### Your goal
Gather all lines from the material that contain "title".

+++ Data excerpts

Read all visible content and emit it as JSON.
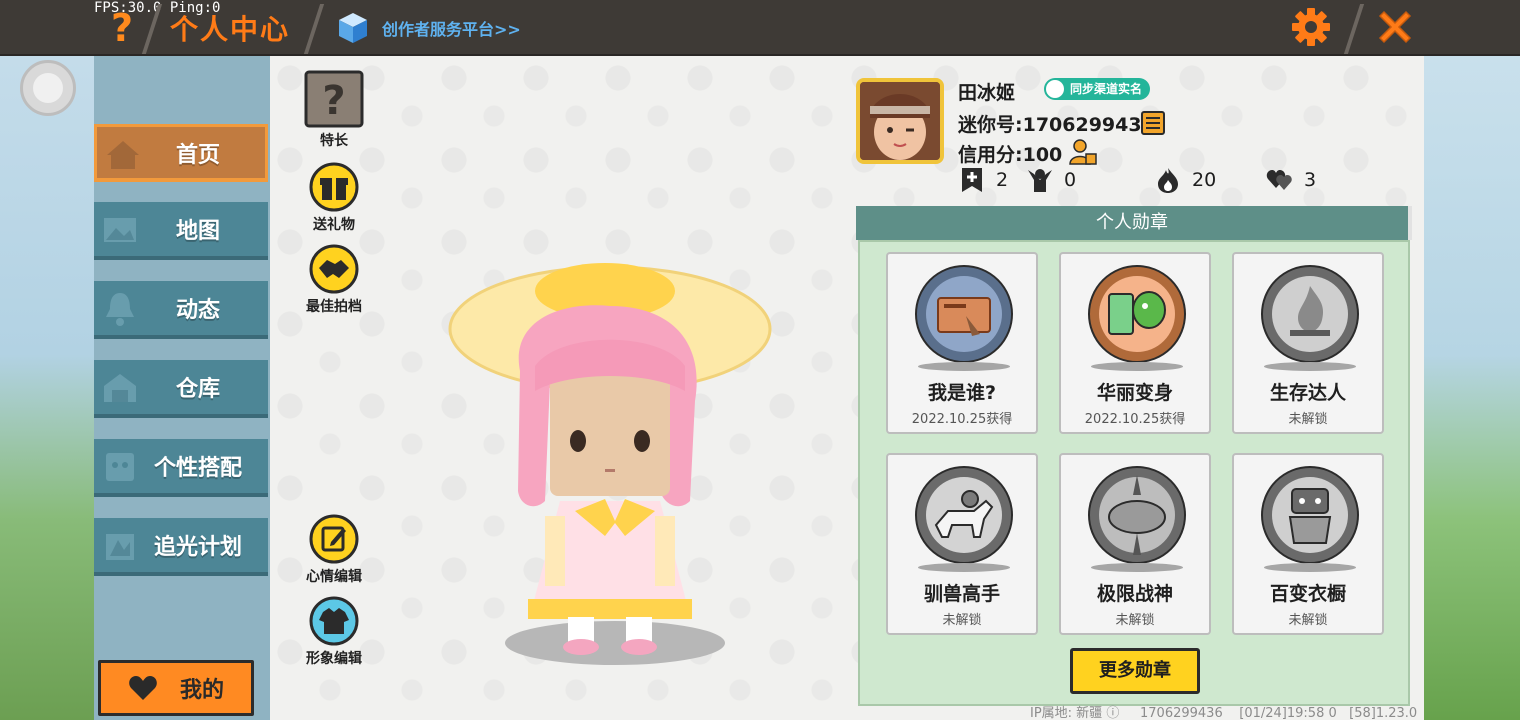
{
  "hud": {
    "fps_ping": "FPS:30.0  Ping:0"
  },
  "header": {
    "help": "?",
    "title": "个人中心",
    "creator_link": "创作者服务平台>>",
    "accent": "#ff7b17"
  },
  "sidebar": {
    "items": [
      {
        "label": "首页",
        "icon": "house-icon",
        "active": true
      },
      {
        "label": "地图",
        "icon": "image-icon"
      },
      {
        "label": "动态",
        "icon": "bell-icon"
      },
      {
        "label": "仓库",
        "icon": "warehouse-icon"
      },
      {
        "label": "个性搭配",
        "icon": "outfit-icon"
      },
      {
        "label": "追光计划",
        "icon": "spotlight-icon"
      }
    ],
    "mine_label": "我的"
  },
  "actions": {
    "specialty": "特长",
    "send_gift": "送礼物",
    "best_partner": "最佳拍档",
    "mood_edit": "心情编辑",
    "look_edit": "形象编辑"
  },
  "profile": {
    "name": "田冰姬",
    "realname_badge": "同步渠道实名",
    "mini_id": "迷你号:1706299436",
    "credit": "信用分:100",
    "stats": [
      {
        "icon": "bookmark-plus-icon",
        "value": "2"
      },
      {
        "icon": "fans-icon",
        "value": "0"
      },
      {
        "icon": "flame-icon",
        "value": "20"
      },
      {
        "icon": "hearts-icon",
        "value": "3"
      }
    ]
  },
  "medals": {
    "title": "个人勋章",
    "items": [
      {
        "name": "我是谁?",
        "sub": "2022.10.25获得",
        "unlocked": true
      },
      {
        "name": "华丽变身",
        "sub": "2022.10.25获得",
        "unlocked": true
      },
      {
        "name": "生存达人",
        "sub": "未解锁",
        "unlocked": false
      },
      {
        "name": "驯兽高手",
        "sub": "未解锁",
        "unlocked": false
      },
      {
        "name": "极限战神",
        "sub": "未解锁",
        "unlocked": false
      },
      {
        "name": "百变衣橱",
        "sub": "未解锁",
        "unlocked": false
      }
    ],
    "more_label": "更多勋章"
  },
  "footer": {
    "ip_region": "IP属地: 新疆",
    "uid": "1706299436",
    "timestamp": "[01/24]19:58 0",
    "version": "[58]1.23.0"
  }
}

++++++
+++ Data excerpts

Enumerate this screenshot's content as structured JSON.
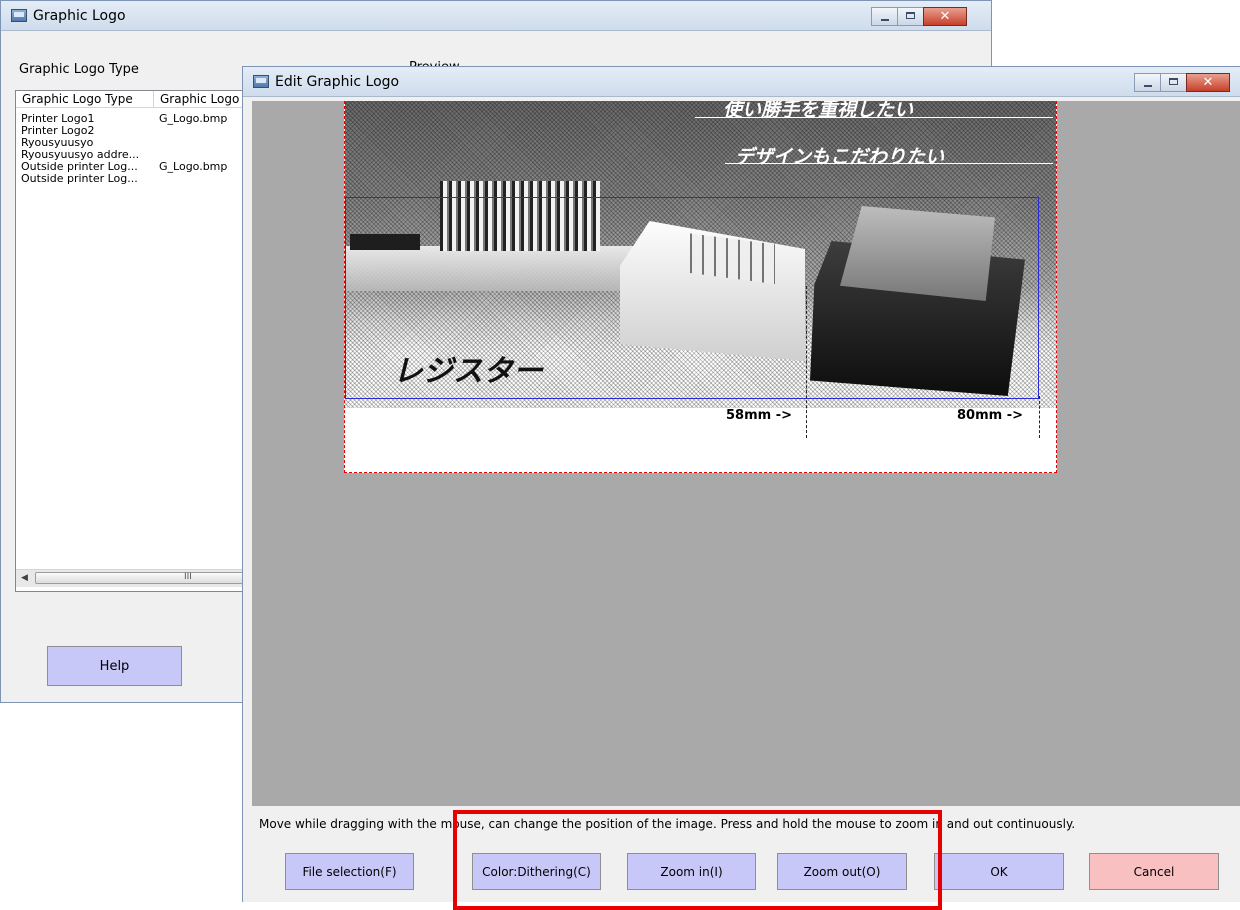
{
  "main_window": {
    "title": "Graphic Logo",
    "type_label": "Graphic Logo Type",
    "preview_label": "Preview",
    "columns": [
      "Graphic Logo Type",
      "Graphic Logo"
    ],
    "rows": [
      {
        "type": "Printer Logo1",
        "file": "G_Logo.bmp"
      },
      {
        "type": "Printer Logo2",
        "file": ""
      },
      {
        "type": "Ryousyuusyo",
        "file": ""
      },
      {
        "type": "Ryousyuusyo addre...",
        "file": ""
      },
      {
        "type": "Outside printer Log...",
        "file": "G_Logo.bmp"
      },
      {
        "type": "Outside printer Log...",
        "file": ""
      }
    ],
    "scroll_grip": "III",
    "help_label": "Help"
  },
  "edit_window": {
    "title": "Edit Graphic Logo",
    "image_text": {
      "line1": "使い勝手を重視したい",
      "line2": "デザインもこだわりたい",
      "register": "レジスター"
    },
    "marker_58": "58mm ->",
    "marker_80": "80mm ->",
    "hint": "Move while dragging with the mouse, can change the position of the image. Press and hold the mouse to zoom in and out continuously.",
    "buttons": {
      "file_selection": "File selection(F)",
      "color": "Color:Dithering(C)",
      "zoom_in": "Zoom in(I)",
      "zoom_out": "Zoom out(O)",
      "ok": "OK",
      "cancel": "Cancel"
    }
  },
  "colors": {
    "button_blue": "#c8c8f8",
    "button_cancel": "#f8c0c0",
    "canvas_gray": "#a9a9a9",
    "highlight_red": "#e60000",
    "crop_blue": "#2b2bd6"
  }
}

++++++

### Your solution
    "title": "个人中心",
    "title": "个人勋章",
    "title": "Graphic Logo",
    "title": "Edit Graphic Logo",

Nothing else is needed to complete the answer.